XSEDE Supercomputers Simulate Tsunamis from Volcanic Events

Researchers at the University of Rhode Island are using XSEDE supercomputer to show that high-performance computer modeling can accurately simulate tsunamis from volcanic events. Such models could lead to early-warning systems that could save lives and help minimize catastrophic property damage. “As our understanding of the complex physics related to tsunamis grows, access to XSEDE supercomputers such as Comet allows us to improve our models to reflect that, whereas if we did not have access, the amount of time it would take to such run simulations would be prohibitive.”

Pittsburgh Supercomputing Center Resources Available for COVID-19 Research

The Pittsburgh Supercomputing Center (PSC), a joint effort between Carnegie Mellon University and the University of Pittsburgh, has allotted computing time on its Bridges and Bridges-AI platforms for urgent COVID-19 computational research. These resources are available at no cost to scientists. “PSC is part of the COVID-19 HPC Consortium, which encompasses computing capabilities from some of the most powerful and advanced computers in the world. By contributing to this combined effort, the PSC aims to empower researchers around the world to accelerate understanding of the COVID-19 virus and the development of treatments and vaccines that will help to address infections and limit spread of the virus.”

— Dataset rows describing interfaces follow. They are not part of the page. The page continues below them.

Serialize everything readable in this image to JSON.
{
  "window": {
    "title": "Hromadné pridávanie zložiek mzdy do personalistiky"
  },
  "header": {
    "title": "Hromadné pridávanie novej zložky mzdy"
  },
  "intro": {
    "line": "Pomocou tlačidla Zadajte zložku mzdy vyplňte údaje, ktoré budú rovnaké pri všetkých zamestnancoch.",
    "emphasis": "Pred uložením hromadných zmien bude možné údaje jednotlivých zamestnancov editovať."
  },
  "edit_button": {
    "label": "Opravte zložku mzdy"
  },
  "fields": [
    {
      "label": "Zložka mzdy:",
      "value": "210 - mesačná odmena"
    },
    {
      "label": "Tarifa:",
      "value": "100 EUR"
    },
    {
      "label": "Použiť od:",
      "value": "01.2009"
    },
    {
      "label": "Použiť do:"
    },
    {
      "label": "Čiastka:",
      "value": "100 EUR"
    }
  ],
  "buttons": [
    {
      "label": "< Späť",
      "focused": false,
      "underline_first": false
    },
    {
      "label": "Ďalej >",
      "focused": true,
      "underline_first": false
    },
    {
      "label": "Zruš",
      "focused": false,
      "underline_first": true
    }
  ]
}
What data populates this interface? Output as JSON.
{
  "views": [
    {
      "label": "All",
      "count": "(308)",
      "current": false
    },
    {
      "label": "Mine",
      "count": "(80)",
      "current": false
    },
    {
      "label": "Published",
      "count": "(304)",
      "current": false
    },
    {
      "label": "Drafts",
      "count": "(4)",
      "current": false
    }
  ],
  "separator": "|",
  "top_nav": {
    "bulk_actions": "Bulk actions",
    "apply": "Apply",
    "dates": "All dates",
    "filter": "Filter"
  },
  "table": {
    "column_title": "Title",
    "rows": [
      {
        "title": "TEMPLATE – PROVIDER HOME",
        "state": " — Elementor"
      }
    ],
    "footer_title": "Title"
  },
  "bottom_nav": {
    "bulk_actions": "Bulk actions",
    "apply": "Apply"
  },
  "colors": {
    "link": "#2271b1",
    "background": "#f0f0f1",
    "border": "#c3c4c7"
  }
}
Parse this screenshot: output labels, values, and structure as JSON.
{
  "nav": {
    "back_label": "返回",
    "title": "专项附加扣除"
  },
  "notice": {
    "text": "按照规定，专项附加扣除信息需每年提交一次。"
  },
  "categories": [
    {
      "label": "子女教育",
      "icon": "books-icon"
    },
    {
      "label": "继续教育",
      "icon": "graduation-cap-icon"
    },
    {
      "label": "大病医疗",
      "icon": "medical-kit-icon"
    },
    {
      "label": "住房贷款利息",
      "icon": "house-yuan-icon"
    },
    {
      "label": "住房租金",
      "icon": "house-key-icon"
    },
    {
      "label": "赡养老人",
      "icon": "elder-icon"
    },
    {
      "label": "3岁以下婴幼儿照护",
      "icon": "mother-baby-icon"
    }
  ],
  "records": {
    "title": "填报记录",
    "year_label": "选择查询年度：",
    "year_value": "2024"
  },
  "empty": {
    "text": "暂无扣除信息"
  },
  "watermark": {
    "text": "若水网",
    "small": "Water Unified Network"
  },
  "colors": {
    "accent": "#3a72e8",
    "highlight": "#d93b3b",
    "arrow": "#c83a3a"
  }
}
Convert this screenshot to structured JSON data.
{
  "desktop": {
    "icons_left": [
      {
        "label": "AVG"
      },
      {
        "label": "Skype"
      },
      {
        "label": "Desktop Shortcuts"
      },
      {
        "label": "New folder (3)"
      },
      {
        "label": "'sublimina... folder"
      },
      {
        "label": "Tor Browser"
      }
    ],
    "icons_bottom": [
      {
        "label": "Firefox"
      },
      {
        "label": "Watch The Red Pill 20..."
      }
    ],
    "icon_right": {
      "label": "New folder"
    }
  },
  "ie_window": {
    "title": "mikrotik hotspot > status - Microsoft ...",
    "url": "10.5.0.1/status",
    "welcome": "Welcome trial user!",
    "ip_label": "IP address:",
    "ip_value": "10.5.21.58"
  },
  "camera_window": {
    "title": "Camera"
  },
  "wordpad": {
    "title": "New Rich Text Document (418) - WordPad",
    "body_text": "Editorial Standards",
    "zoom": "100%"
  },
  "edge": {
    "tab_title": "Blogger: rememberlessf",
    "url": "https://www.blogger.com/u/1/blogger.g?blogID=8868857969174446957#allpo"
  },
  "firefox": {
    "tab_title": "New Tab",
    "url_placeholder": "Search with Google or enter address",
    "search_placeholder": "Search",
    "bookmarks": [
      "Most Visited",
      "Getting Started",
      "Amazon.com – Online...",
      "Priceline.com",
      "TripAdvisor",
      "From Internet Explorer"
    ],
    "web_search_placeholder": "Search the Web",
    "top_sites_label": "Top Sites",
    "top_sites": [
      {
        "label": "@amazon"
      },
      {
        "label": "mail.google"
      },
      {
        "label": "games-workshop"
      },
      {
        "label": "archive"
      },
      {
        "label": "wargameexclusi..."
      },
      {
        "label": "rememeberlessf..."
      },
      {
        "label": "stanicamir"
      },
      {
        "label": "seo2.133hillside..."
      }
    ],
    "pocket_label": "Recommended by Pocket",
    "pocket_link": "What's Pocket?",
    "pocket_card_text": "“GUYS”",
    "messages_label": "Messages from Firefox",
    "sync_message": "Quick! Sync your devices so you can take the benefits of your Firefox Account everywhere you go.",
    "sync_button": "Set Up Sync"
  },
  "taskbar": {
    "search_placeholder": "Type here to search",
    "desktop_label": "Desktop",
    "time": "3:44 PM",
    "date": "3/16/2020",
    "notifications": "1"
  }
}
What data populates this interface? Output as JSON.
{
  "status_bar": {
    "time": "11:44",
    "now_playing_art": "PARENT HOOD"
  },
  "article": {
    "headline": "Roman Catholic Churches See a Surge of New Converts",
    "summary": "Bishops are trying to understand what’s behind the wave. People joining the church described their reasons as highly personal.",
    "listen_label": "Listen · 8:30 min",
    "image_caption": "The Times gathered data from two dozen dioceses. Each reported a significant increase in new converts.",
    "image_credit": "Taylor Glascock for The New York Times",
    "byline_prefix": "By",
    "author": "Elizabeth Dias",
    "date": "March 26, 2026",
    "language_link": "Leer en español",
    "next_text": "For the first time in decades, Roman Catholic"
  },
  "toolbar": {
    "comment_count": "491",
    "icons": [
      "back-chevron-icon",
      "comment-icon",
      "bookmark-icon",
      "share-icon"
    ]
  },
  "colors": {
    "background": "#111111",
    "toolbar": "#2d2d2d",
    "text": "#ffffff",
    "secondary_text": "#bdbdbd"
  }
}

Deep Learning for Predicting Severe Weather

Researchers from Rice University have introduced a data-driven framework that formulates extreme weather prediction as a pattern recognition problem, employing state-of-the-art deep learning techniques. “In this paper, we show that with deep learning you can do analog forecasting with very complicated weather data — there’s a lot of promise in this approach.”

AI on XSEDE Systems Promises Early Prediction of Breast Cancer

Researchers are using XSEDE supercomputers and artificial intelligence to predict breast cancer. “Our local GPUs did not have enough memory to accommodate such a scale of data for AI modeling. It could take weeks to run one experiment without the support of powerful GPUs. Using the GPUs from XSEDE, with larger memory, reduced that to a couple of hours.”

Bill Kramer to Lead Pittsburgh Supercomputing Center

William Kramer has been selected as the next director of the Pittsburgh Supercomputing Center. “It’s our great fortune to recruit Bill, who is known and honored nationally for his leadership and innovations in the world of supercomputing,” said Rob A. Rutenbar, senior vice chancellor for research at the University of Pittsburgh. “In many ways, his career path is emblematic of the role of supercomputing in modern scientific research. The field has grown specifically because of his innovations and commitment.”

Job of the Week: Director of Facilities Technologies at PSC

The Pittsburgh Supercomputing Center is seeking a Director of Facilities Technologies in our Job of the Week. “In this role, you will be responsible for directing all operations for PSC high-performance computing and storage resources, as well as planning, design, deployment, installation, maintenance and operation of future HPC systems.”